Website and app data records
┄┄┄┄┄┄┄┄┄┄┄┄┄┄┄┄┄┄┄┄

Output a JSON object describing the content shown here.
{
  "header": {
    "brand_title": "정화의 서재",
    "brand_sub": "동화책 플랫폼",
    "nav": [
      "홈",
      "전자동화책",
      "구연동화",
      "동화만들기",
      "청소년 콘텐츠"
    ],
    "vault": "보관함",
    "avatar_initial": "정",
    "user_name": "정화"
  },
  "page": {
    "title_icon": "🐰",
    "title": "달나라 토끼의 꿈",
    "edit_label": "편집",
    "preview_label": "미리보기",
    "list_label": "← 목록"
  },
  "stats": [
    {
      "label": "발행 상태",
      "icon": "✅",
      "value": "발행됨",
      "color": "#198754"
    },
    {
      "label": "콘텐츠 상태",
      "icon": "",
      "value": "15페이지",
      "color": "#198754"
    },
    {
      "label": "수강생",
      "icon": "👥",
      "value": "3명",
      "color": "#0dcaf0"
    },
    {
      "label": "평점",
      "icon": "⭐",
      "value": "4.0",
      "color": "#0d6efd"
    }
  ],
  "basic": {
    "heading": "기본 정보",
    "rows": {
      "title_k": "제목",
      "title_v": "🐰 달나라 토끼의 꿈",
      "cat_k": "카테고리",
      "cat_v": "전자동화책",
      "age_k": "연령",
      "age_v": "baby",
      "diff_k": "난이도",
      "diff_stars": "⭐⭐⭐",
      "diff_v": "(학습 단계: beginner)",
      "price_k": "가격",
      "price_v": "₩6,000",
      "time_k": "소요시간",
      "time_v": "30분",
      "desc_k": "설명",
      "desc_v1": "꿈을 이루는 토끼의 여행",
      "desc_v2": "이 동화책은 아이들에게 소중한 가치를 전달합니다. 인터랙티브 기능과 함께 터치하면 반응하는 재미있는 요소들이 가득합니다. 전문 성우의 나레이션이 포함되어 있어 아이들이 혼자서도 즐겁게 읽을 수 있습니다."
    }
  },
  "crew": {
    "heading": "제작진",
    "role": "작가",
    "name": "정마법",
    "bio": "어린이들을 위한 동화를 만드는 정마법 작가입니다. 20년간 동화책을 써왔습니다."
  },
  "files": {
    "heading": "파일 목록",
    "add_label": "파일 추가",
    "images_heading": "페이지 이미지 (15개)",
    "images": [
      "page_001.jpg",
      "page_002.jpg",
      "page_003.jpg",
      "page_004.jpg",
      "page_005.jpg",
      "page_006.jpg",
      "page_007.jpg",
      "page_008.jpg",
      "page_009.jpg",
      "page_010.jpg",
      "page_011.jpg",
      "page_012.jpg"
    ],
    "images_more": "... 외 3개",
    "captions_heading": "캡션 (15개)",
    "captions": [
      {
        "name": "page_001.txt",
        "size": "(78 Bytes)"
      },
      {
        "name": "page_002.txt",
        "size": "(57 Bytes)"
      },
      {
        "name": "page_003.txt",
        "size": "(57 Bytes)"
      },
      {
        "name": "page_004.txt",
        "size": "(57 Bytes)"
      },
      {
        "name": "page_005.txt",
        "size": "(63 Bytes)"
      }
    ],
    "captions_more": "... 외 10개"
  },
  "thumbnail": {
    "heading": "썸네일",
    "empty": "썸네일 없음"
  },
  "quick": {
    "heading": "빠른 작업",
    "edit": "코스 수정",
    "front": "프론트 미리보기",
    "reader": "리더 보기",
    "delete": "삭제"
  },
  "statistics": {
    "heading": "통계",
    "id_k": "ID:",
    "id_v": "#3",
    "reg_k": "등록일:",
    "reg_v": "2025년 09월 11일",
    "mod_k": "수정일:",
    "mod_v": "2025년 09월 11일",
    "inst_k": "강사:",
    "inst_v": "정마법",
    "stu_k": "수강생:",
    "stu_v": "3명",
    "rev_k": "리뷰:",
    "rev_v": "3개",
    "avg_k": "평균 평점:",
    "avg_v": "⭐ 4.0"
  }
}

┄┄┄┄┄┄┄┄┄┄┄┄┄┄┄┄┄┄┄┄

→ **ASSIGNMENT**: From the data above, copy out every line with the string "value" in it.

→ **EXERCISE ANSWER**:
      "value": "발행됨",
      "value": "15페이지",
      "value": "3명",
      "value": "4.0",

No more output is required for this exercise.